  10. ^ Fregel; et al. (2018). "Ancient genomes from North Africa evidence prehistoric migrations to the Maghreb from both the Levant and Europe". bioRxiv 10.1101/191569.
  11. ^ Rodrı́guez-Varela; et al. (2017). "Genomic Analyses of Pre-European Conquest Human Remains from the Canary Islands Reveal Close Affinity to Modern North Africans". Current Biology. 27 (1–7): 3396–3402.e5. doi:10.1016/j.cub.2017.09.059. hdl:2164/13526. PMID 29107554.
  12. ^ Ball, Edward (2007). The Genetic Strand: Exploring a Family History Through DNA. Simon and Schuster. p. 233. ISBN 978-1416554257. Retrieved 31 May 2016.
  13. ^ Castro, M (2006). "Mitochondrial DNA haplogroups in Spanish patients with hypertrophic cardiomyopathy". Int J Cardiol. 112 (2): 202–6. doi:10.1016/j.ijcard.2005.09.008. PMID 16313983.
  14. ^ Chen, Michael. "Hypertrophic cardiomyopathy - Medical Encyclopedia". Medline Plus. National Library of Medicine. Retrieved 2015-10-03.
  15. ^ Meet the Izzards: The Mum's Line.

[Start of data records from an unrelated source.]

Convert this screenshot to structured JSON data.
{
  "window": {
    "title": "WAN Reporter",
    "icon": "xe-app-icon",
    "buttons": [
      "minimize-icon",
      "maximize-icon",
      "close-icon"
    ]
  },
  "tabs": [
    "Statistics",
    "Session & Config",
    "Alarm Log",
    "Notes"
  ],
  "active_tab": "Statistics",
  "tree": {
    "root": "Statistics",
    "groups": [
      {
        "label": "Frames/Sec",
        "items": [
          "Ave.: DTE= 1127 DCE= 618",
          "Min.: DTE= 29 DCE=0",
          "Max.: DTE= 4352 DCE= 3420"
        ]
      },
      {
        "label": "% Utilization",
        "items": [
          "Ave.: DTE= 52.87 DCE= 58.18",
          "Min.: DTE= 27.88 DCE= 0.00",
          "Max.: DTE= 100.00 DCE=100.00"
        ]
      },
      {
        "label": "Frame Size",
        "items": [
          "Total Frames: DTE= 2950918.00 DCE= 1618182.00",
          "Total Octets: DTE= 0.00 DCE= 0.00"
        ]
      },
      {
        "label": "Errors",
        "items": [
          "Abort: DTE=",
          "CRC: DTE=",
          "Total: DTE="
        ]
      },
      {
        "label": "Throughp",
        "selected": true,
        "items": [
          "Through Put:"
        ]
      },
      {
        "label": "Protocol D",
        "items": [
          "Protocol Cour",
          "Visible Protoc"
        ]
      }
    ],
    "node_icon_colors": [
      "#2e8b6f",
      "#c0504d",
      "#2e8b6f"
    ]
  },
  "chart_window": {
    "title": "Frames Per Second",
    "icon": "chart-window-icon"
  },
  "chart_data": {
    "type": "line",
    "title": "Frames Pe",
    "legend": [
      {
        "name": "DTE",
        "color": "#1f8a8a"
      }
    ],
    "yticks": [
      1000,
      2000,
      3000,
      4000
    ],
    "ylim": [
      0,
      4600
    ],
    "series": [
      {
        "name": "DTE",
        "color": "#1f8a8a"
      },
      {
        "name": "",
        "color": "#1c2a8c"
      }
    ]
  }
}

BBC One. 2013-03-12. 48 minutes in.



Further reading[edit]

External links[edit]